Exercise details — Would you tally how many lines in the records include the word "UPnP设置"? Reply with the number only.

Data for this exercise —
:::::
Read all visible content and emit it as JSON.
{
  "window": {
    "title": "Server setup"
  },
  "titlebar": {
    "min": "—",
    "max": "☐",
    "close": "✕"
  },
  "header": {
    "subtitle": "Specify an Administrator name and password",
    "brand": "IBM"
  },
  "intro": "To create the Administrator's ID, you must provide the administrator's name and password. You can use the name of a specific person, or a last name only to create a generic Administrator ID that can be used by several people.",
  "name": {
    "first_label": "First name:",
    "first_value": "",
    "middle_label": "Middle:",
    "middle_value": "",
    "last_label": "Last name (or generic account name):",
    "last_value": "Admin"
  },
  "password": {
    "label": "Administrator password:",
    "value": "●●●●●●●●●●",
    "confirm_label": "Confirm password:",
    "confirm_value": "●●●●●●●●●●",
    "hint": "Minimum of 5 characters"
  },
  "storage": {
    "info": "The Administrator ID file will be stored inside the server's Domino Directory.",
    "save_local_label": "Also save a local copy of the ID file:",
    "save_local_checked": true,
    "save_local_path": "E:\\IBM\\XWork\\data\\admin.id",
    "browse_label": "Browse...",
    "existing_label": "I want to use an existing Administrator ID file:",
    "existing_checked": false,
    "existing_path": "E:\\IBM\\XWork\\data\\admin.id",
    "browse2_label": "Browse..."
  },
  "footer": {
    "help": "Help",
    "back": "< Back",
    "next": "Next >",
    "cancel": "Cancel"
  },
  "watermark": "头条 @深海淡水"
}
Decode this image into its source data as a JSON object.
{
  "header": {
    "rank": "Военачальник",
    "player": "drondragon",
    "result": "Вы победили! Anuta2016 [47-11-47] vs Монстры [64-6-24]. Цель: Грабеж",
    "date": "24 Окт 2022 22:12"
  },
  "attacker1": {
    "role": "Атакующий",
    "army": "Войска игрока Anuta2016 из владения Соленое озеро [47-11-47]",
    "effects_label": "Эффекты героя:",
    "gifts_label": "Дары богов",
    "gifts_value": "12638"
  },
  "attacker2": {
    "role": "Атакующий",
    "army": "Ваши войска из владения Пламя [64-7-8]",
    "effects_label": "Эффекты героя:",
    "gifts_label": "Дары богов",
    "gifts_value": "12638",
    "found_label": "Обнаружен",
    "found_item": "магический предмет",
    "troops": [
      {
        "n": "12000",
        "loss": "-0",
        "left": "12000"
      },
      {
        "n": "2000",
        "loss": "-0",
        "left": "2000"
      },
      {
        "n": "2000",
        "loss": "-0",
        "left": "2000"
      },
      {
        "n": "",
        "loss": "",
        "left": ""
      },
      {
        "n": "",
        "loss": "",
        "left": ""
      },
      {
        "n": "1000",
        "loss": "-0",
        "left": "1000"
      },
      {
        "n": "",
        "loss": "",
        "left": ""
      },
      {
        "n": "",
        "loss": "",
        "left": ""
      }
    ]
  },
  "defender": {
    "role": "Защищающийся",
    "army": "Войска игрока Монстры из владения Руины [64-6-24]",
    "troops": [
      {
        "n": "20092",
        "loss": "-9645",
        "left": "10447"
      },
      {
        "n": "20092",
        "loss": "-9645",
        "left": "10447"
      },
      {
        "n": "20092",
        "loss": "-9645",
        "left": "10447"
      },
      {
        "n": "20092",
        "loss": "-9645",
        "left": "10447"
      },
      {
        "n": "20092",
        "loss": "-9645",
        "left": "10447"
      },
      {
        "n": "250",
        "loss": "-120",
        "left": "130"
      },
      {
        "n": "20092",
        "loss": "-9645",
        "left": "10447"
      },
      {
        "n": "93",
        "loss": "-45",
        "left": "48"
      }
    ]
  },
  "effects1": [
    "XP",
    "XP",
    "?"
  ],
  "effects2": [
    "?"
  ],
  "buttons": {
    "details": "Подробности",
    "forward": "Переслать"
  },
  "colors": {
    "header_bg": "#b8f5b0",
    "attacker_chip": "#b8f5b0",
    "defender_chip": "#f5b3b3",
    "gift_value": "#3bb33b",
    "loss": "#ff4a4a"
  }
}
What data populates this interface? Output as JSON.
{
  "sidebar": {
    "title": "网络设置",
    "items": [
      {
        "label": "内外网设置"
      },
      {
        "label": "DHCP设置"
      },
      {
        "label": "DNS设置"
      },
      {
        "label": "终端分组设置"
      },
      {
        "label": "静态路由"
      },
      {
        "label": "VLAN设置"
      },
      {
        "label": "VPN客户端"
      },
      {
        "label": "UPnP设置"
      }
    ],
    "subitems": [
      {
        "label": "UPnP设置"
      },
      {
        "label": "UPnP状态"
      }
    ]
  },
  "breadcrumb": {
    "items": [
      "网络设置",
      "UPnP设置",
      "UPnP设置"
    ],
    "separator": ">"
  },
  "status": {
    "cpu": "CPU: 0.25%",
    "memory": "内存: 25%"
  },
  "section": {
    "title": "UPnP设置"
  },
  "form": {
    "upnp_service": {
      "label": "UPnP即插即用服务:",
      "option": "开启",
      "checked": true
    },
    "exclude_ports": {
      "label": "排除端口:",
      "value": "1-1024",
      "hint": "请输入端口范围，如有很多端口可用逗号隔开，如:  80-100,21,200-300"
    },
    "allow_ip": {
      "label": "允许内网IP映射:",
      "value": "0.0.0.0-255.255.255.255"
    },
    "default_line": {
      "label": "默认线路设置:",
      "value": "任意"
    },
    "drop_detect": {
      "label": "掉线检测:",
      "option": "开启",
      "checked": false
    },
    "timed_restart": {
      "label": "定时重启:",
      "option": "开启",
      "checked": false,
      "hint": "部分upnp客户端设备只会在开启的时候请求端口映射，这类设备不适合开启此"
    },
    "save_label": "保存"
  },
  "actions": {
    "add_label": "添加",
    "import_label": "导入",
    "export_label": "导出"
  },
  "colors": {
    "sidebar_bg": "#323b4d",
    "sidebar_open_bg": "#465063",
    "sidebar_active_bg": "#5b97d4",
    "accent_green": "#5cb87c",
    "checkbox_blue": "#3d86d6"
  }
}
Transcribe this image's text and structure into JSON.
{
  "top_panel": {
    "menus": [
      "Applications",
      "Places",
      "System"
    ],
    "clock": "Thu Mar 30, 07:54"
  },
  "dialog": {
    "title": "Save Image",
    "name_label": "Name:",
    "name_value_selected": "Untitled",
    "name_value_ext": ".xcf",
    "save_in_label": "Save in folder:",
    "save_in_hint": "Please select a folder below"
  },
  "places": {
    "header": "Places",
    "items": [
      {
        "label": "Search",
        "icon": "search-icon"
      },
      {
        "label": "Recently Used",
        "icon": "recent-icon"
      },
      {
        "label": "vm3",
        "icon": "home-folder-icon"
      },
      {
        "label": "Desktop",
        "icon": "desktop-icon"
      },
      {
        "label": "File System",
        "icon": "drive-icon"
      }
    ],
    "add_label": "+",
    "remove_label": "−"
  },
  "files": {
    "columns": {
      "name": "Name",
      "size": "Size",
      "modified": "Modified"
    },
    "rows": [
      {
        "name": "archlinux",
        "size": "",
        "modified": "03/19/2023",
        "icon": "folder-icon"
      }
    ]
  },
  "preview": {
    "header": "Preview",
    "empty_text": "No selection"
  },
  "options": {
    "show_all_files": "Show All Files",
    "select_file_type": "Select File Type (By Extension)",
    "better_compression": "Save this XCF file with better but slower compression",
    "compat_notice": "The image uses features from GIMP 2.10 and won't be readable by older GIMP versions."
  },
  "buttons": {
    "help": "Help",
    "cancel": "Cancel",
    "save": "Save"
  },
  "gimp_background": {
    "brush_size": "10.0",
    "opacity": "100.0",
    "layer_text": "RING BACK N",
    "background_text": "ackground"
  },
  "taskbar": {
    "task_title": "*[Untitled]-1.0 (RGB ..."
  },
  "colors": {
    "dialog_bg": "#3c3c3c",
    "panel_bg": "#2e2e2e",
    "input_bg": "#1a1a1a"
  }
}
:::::
Solution to the exercise — 5